WHEN Scotland face Italy in Rome a week on Saturday, there will be one considerable difference for Gregor Townsend’s men.

In their opening two Six Nations fixtures, against Ireland and England, Scotland have gone in as underdogs. However, in Rome next weekend, the Scots will be heavy favourites, which is not always a tag Scottish teams wear lightly.

However, Jamie Ritchie insists he and his teammates must embrace the pressure that comes with expectation and produce a match-winning performance, which is something they’ve failed to do over the past fortnight.

“Italy probably pose us a challenge where we’re going in as favourites which we probably haven’t had the last two weeks. If that is pressure, we need to take it on the chin and take it perform,” the back row said.

“We prepare (the same) for any game and we back ourselves against any opposition. You saw in the last two weeks that if we’d got a few more things right, we’d have won those games.

“We’ll be going in with the same mindset and looking to put those wrongs right.”

However, the Edinburgh Rugby man is also aware that it will be a tough, physical battle against the Italians.

“We know they’ll come with a lot of passion, especially at home,” he said.

“It’s potentially Sergio Parisse’s swansong, and they’re always a passionate group. For whatever reason, they always seem to target our game. We know what’s coming, it’s on their home patch and we need to perform away from home.”

Scotland’s major downfall against England on Saturday, where the visitors ran out 13-6 winners to regain the Calcutta Cup, was missed opportunities.

Storm Ciara battered Murrayfield Stadium with gale-force winds and driving rain, making it almost impossible to play attractive rugby.

However, while the weather excuses some of the mistakes made by both teams, it does not justify them all. And, Ritchie admits, if he and his compatriots are to beat teams like England and Ireland, and even Italy, they must convert their chances into points much more consistently than they are currently doing.

“It was one of those games,” the 23-year-old said of the England clash.

“It kind of came down to who made the fewest mistakes and there was a lot of close-quarters contact. There was a bit of a back-row battle, just trying to get the ball back.

“We work on (turning chances into tries) during the week.

“When teams defend their line, it’s often very, very well. For us, we just need to stay patient and hold the ball a wee bit longer.

“Often you rely on trying to force a penalty in there, have the opportunity to try and kick or to kick the three. Just something different to try and break up the game.

“Because it was so wet on Saturday, the game was so slow. It needs to be tight, the opposition are expecting you to do one-pass plays and they are the easiest to defend.

“We’re here to win as many games as we can, and looking and the last two weeks, we had opportunities to win both those games. We were very much in them. For us, it’s about finishing us those opportunities.”
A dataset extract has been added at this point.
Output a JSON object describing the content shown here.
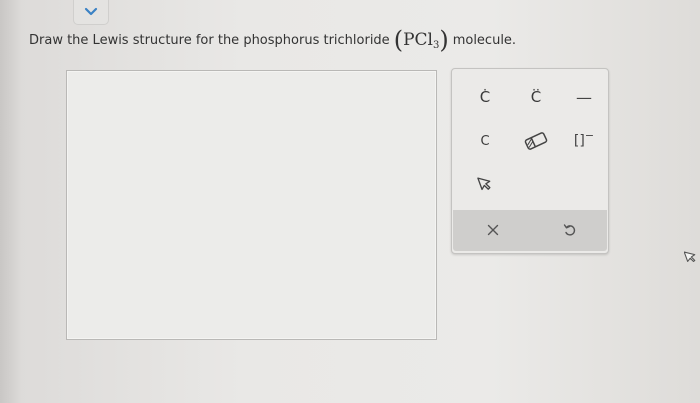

Ritchie personally had a solid afternoon at Murrayfield, which is not to be sniffed at considering he was up against an impressive England back-row of Sam Underhill, Tom Curry and Lewis Ludlam. And so despite the disappointment of a second Six Nations defeat in as many weeks, Ritchie insists there are positives that can be drawn from the weekend

“When we saw (England’s) team, we knew that was where they were going to try and come. We dealt with that quite well, and a big improvement from Ireland was our speed to contact and winning our own ball back,” he said.

“That’s something we can take out of the game. Sam, Tom and Lewis are all very good operators, very good players and we’ve a lot of respect for them. That’s how they wanted to target the game, but I thought we nullified that threat pretty well.”